Photo 12—UIG via Getty Images

It’s no surprise that having wealthy parents means a person is more likely to be wealthy themselves, but according new research the effect holds true for far longer than is commonly believed. Try half a millennium.

A study of intergenerational mobility conducted by Italian economists Guglielmo Barone and Sauro Mocetti and published by the U.K.-based Centre for Economic Policy Research looked at the family names of the wealthiest people in Florence going back to the year 1427. (For context, that was just 10 years after the Battle of Agincourt, a few years before Joan of Arc was burned at the stake, and around the time the Medici family rose to power.)

Comparing tax records in 1427 to records from 2011, researchers discovered that “the top earners among the current taxpayers were found to have already been at the top of the socioeconomic ladder six centuries ago.” All the more remarkable, the authors point out, when you consider the political, economic, and social upheavals that have rocked the country during that long period of time.

It is well established that economic advantages—and disadvantages—are passed from one generation to the next, but this study points to much longer lasting effects of income inequality on economic mobility. Nor is it the first report to use old records to measure economic mobility—a U.K. study recently found that family status in England remained largely unchanged from 1170 to 2012, more than 800 years later, reports Quartz.

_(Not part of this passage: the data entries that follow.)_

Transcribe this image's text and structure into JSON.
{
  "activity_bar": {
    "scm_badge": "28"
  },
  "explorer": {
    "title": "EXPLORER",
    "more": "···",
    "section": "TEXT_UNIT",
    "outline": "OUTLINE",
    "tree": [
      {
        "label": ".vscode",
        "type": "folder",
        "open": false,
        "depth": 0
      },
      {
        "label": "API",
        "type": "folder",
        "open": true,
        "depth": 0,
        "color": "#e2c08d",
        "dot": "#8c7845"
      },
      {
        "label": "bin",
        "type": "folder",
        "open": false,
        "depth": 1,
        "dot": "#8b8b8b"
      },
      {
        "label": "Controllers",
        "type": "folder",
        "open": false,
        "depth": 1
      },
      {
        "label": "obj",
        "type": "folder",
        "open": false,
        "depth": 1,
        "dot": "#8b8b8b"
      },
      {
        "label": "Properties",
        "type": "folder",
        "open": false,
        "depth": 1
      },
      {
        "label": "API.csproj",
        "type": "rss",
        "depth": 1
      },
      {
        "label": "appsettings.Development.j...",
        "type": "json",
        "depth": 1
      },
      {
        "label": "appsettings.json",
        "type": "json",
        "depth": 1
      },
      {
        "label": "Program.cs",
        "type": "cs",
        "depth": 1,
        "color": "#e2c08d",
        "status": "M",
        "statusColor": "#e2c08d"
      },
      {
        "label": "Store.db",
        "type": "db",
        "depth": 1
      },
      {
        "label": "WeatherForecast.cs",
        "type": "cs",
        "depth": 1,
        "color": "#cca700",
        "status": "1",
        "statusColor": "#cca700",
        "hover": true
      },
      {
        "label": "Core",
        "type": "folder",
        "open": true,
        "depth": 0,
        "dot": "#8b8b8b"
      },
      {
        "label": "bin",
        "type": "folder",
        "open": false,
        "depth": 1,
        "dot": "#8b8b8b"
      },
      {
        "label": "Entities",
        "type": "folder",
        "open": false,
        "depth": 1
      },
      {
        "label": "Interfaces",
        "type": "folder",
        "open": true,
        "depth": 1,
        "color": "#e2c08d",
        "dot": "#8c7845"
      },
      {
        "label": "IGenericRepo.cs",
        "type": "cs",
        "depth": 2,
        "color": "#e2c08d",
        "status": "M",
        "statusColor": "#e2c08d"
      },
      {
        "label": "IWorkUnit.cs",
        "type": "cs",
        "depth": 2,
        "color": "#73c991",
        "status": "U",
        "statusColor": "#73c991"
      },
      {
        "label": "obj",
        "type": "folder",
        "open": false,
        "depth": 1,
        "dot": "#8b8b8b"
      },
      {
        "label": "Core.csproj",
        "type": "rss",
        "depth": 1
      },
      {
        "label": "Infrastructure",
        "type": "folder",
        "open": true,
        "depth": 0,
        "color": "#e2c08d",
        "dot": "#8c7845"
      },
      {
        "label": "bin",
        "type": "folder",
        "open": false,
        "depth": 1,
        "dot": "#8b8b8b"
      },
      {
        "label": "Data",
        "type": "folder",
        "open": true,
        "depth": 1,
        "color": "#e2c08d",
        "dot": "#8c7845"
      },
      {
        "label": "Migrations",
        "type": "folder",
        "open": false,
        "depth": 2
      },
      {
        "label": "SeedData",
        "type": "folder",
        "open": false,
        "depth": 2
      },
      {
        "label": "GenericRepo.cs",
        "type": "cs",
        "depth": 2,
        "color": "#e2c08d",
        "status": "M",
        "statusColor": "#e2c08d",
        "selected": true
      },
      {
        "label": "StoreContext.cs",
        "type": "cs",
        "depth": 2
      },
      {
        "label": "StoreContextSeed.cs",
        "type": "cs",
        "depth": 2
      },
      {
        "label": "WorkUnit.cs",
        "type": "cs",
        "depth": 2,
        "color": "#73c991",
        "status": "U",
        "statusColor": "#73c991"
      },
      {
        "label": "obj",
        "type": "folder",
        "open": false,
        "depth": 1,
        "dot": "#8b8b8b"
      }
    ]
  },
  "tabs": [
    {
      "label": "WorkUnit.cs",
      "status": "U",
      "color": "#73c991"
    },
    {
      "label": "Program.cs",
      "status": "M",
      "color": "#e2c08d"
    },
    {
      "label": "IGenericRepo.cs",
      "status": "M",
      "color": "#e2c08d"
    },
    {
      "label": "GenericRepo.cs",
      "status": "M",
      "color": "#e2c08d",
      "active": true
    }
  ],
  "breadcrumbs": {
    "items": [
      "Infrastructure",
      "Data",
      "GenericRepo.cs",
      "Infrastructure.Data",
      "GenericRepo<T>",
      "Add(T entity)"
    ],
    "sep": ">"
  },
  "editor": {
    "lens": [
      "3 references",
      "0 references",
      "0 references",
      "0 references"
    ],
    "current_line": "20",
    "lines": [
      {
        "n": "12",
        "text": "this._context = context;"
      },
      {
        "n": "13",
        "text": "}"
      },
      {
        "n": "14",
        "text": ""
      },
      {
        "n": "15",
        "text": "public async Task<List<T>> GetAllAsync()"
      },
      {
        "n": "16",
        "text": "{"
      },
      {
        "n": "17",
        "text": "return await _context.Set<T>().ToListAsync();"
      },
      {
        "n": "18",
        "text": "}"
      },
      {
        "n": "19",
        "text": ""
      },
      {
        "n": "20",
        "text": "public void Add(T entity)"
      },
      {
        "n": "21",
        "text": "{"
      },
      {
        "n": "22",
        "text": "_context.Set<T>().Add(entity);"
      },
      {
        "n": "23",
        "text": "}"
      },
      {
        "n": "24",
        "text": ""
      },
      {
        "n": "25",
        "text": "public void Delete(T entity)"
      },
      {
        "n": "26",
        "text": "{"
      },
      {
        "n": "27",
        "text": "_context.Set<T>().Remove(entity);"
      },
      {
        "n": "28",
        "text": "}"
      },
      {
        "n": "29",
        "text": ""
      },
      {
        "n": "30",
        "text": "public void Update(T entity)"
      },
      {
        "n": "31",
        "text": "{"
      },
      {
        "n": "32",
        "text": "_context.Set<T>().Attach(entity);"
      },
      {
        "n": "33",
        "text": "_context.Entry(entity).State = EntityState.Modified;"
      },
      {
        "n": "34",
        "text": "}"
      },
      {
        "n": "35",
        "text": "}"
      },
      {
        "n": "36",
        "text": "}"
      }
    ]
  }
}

On the upside, the study authors note that, while the evidence points to substantial economic immobility on the whole, mobility in 2011 was much improved from 1427, when Florence was a "quasi-immobile society."